THERE was a time when holidays meant airports. I have never liked airports, and I have never liked flying, yet every year, when it came to going on holiday, it never occurred to me to do anything but fly.
That's all changed now.
The catalyst was having two small children. Whatever stress I felt about airports before was multiplied. And so a whole new world has opened up to me -- a world of stress-free travelling where the journey becomes part of the holiday itself and not just a means to an end. So, for the past two years, we have taken the ferry to France, and loved every minute of it.
The first year we were not overly adventurous, opting to stay in Brittany in a gite when we got off the ferry. Last year, however, we went the extra mile -- well many extra miles south actually, but it was well worth it for our first campsite experience in Siblu's La Bois Dormant in the town of Saint Jean de Monts.
The Siblu camp is a great base. There are actually two side by side in Saint Jean de Monts, part of a network of 14 high-quality sites in France. The basics are just right: facilities are good and clean and the mobile homes are first rate. Ours had three bedrooms, one en suite, a kitchen, a spacious living room and private decking. Plus we were only a short walk from the pool and snack bar.
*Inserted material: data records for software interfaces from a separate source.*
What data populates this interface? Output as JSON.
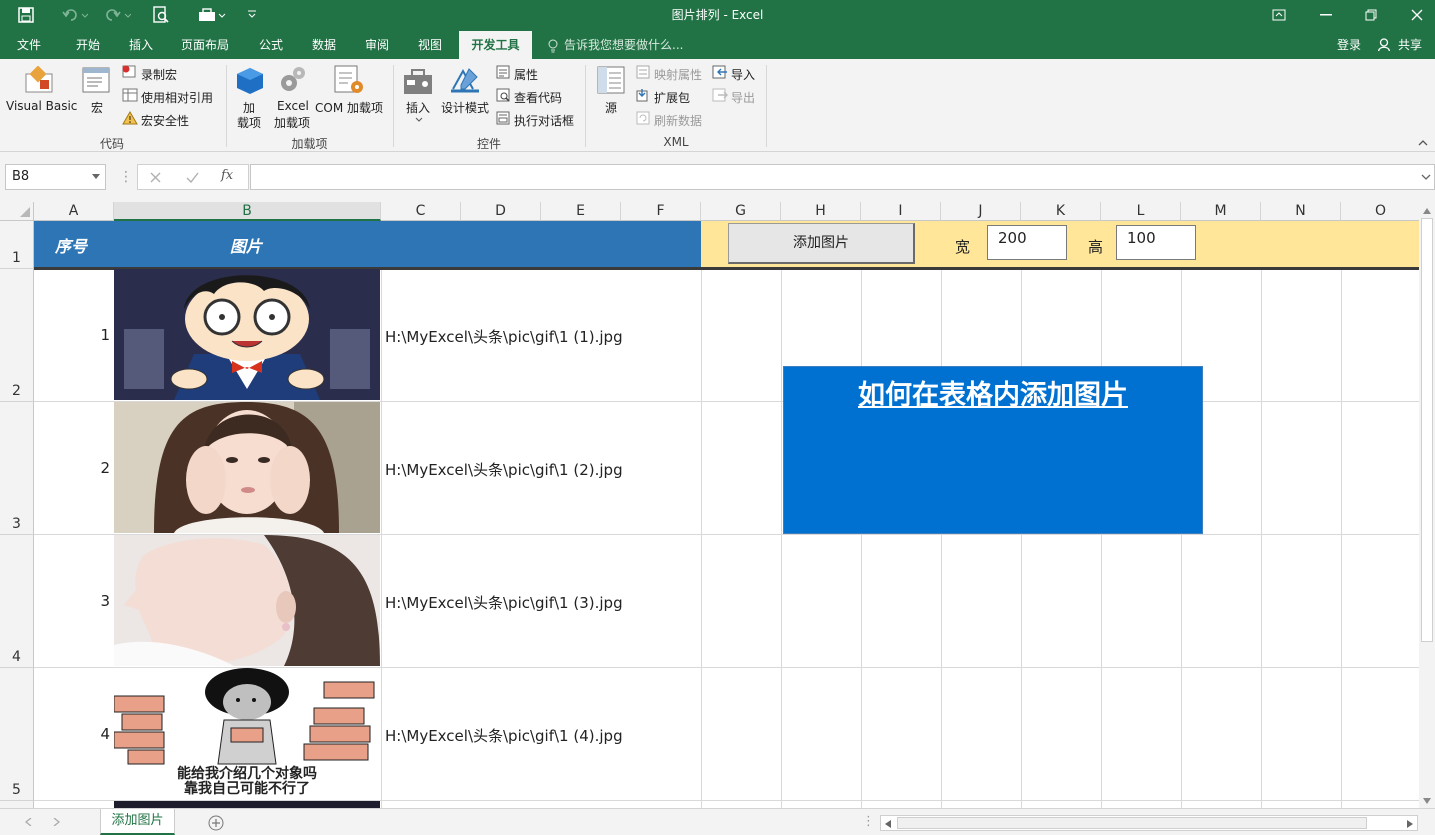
{
  "window": {
    "title": "图片排列 - Excel"
  },
  "tabs": [
    {
      "label": "文件"
    },
    {
      "label": "开始"
    },
    {
      "label": "插入"
    },
    {
      "label": "页面布局"
    },
    {
      "label": "公式"
    },
    {
      "label": "数据"
    },
    {
      "label": "审阅"
    },
    {
      "label": "视图"
    },
    {
      "label": "开发工具"
    }
  ],
  "tell_me": "告诉我您想要做什么...",
  "signin": "登录",
  "share": "共享",
  "ribbon": {
    "visual_basic": "Visual Basic",
    "macros": "宏",
    "record_macro": "录制宏",
    "relative_ref": "使用相对引用",
    "macro_security": "宏安全性",
    "group_code": "代码",
    "addins": "加\n载项",
    "addins_1": "加",
    "addins_2": "载项",
    "excel_addins_1": "Excel",
    "excel_addins_2": "加载项",
    "com_addins": "COM 加载项",
    "group_addins": "加载项",
    "insert": "插入",
    "design_mode": "设计模式",
    "properties": "属性",
    "view_code": "查看代码",
    "run_dialog": "执行对话框",
    "group_controls": "控件",
    "source": "源",
    "map_props": "映射属性",
    "expansion": "扩展包",
    "refresh": "刷新数据",
    "import": "导入",
    "export": "导出",
    "group_xml": "XML"
  },
  "namebox": "B8",
  "fx": "fx",
  "columns": [
    "A",
    "B",
    "C",
    "D",
    "E",
    "F",
    "G",
    "H",
    "I",
    "J",
    "K",
    "L",
    "M",
    "N",
    "O"
  ],
  "rows": [
    "1",
    "2",
    "3",
    "4",
    "5"
  ],
  "header_row": {
    "seq": "序号",
    "picture": "图片"
  },
  "controls": {
    "add_button": "添加图片",
    "width_label": "宽",
    "width_value": "200",
    "height_label": "高",
    "height_value": "100"
  },
  "data_rows": [
    {
      "seq": "1",
      "path": "H:\\MyExcel\\头条\\pic\\gif\\1 (1).jpg"
    },
    {
      "seq": "2",
      "path": "H:\\MyExcel\\头条\\pic\\gif\\1 (2).jpg"
    },
    {
      "seq": "3",
      "path": "H:\\MyExcel\\头条\\pic\\gif\\1 (3).jpg"
    },
    {
      "seq": "4",
      "path": "H:\\MyExcel\\头条\\pic\\gif\\1 (4).jpg"
    }
  ],
  "meme_text_1": "能给我介绍几个对象吗",
  "meme_text_2": "靠我自己可能不行了",
  "banner": "如何在表格内添加图片",
  "sheet_tab": "添加图片",
  "colors": {
    "accent": "#217346",
    "header_blue": "#2e75b6",
    "header_yellow": "#ffe699",
    "banner_blue": "#0070d1"
  }
}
Saint Jean de Monts is south of the great Loire River, in the Vendee, about 400km from the ferry terminal at Roscoff. Staring out into the Atlantic, it is renowned not just for its majestic eight- kilometre stretch of beach but also for its wide appeal to holiday-makers.
This is true of the Vendee in general, and of Saint Jean de Monts in particular. In the past decade there has been a deliberate drive to promote the region's wide range of attractions for very specific types of holidays. The marketing campaign has proved enormously successful.
The three which stand out for me are the traditional family holiday, the activity-based holiday and, the most unusual and innovative of the lot, the eco holidays.
The Vendee's resorts are packed with family activities, games and visitor attractions.
A must-see is the causeway at the Ile de Noirmoutier. At low tide you can reach the island by driving, walking or cycling across the Passage du Gois, a 4.5km-long old stone roadway that lies hidden beneath the sea for at least 18 hours every day. It is a remarkable sight to stand on the mainland and watch cars and cyclists seemingly disappear into the ocean. It's not a journey for the faint-hearted, although the faint-hearted aren't discriminated against. There is a bridge to the island a few miles further along the coast.
The main tourist attraction on the island is the ancient chateau in the town of Noirmoutier, but I was most struck by the amount of potatoes grown on the island, and by the harvesting of sea salt from the marshes by hand.
The island also has a reputation for classic boats. Every August its Bois de la Chaise regatta draws around 150 wooden racing yachts to the Baie de Bourgneuf.
A couple of hours by car from Saint Jean de Monts lies the wonderland that is the Grand Parc du Puy du Fou, an extraordinary history-themed adventure park which has as its centrepiece a full-size replica of the Coliseum, complete with a re-enactment of ancient Roman games.
Puy du Fou is a wondrous place of myth and magic which brings you on a journey through time. Nestled in the heart of an ancient forest, this is a unique place to enjoy a memorable day, or even a few days if you wish. As you wander through the forest, you encounter puppet shows, villages and farms meticulously recreated, walled and secret gardens, and magic shows, but these, in truth, are just the hors d'oeuvre. Puy du Fou's real splendour is its daily series of shows which showcase mind-blowing special effects and pageantry on a grand scale. Last year, the Roman games in the Coliseum -- featuring a chariot race and gladiators -- was the major new show at the park, joining with established spectaculars such as the stunning bird-of-prey display, the Viking raid on a village, the Three Musketeers and a medieval lance fight. This summer, another new attraction, based on the fables of Jean de La Fontaine, will make its debut.
For those in search of an activity-based holiday, the Vendee is surely a paradise. Almost every village in the Vendee has its own walking and cycling routes which take advantage of picturesque locations. These routes are designed to cater for the casual user, and also for more serious types who can follow considerably longer trails.
Then you have the sea, a permanent playground for surfers, particularly between the nearby towns of St Gilles Croix de Vie and La Tranche sur Mer. The expanses of flat sand-based terrain common to the area, which can often stretch to several kilometres, are perfect for sand-yachting and speed sailing at low tide.
Many in the Vendee's tourism business are serious about using sustainable forms of energy. One example of this is the four-star hotel on a golf course which filters its waste water through a reed bed from which it is recycled for watering the course.
On a slightly related theme, we found ourselves one afternoon out in the salt marshes at the Daviaud farm and ecomuseum, a charming place which offers a glimpse into the lives of those who lived and worked in the Vendee's marshlands in the 19th and 20th Centuries. It was here I gave the prize to the most interesting fact of the holiday: 80 per cent of the salt sold in London in the 15th Century came from this spot.
When our time in the Vendee came to an end, we still had the ferry trip home to look forward to. Although, as the old line goes, how wonderful holidays would be if there wasn't the day after.